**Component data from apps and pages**
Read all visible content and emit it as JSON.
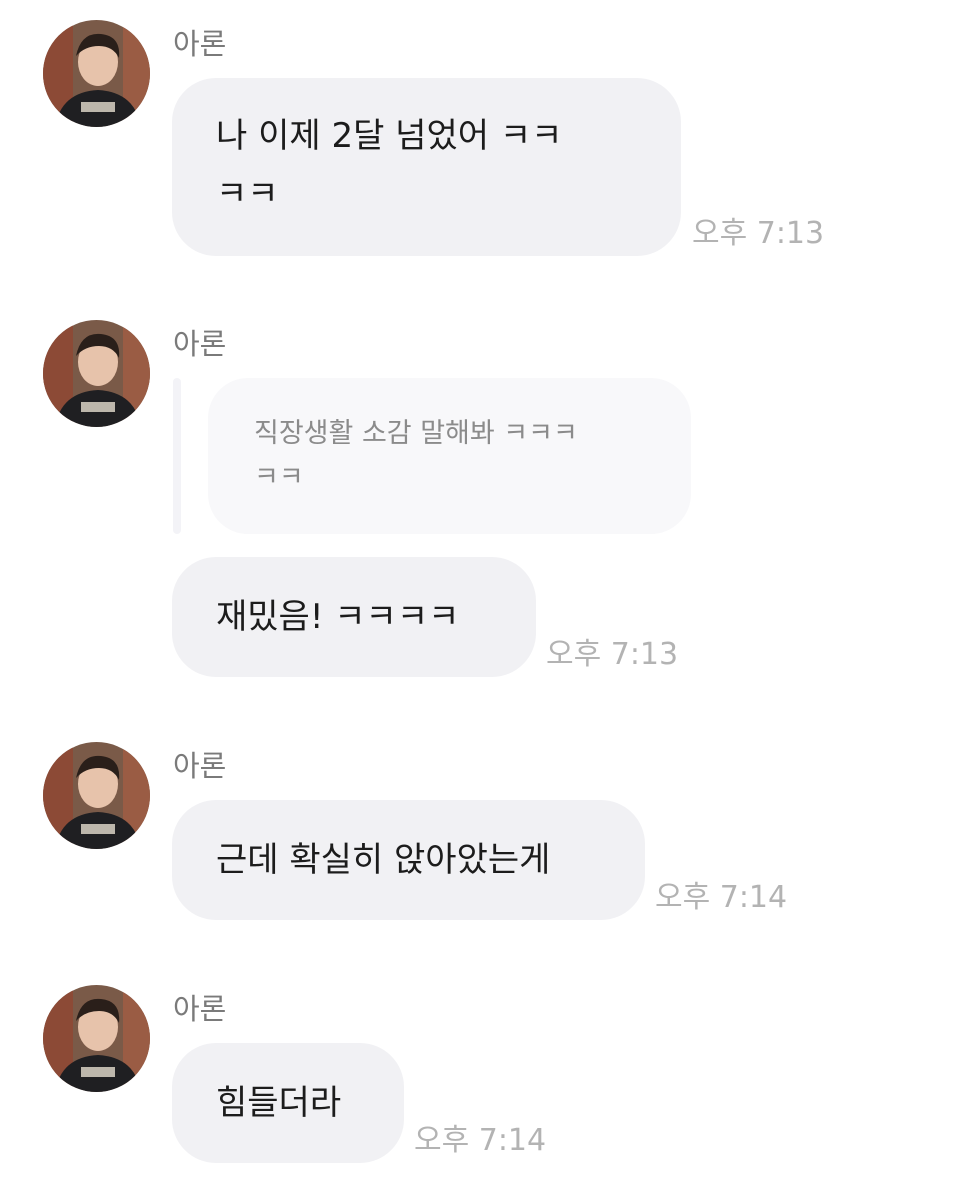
{
  "colors": {
    "bubble_bg": "#f1f1f4",
    "reply_bg": "#f8f8fa",
    "name_text": "#7a7a7a",
    "time_text": "#b3b3b3",
    "message_text": "#1c1c1c"
  },
  "messages": [
    {
      "sender": "아론",
      "avatar": "profile-photo",
      "lines": [
        "나 이제 2달 넘었어 ㅋㅋ",
        "ㅋㅋ"
      ],
      "time": "오후 7:13"
    },
    {
      "sender": "아론",
      "avatar": "profile-photo",
      "reply_lines": [
        "직장생활 소감 말해봐 ㅋㅋㅋ",
        "ㅋㅋ"
      ],
      "lines": [
        "재밌음! ㅋㅋㅋㅋ"
      ],
      "time": "오후 7:13"
    },
    {
      "sender": "아론",
      "avatar": "profile-photo",
      "lines": [
        "근데 확실히 앉아았는게"
      ],
      "time": "오후 7:14"
    },
    {
      "sender": "아론",
      "avatar": "profile-photo",
      "lines": [
        "힘들더라"
      ],
      "time": "오후 7:14"
    }
  ]
}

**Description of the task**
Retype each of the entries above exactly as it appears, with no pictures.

**Reply to the exercise**
Read all visible content and emit it as JSON.
{
  "colors": {
    "bubble_bg": "#f1f1f4",
    "reply_bg": "#f8f8fa",
    "name_text": "#7a7a7a",
    "time_text": "#b3b3b3",
    "message_text": "#1c1c1c"
  },
  "messages": [
    {
      "sender": "아론",
      "avatar": "profile-photo",
      "lines": [
        "나 이제 2달 넘었어 ㅋㅋ",
        "ㅋㅋ"
      ],
      "time": "오후 7:13"
    },
    {
      "sender": "아론",
      "avatar": "profile-photo",
      "reply_lines": [
        "직장생활 소감 말해봐 ㅋㅋㅋ",
        "ㅋㅋ"
      ],
      "lines": [
        "재밌음! ㅋㅋㅋㅋ"
      ],
      "time": "오후 7:13"
    },
    {
      "sender": "아론",
      "avatar": "profile-photo",
      "lines": [
        "근데 확실히 앉아았는게"
      ],
      "time": "오후 7:14"
    },
    {
      "sender": "아론",
      "avatar": "profile-photo",
      "lines": [
        "힘들더라"
      ],
      "time": "오후 7:14"
    }
  ]
}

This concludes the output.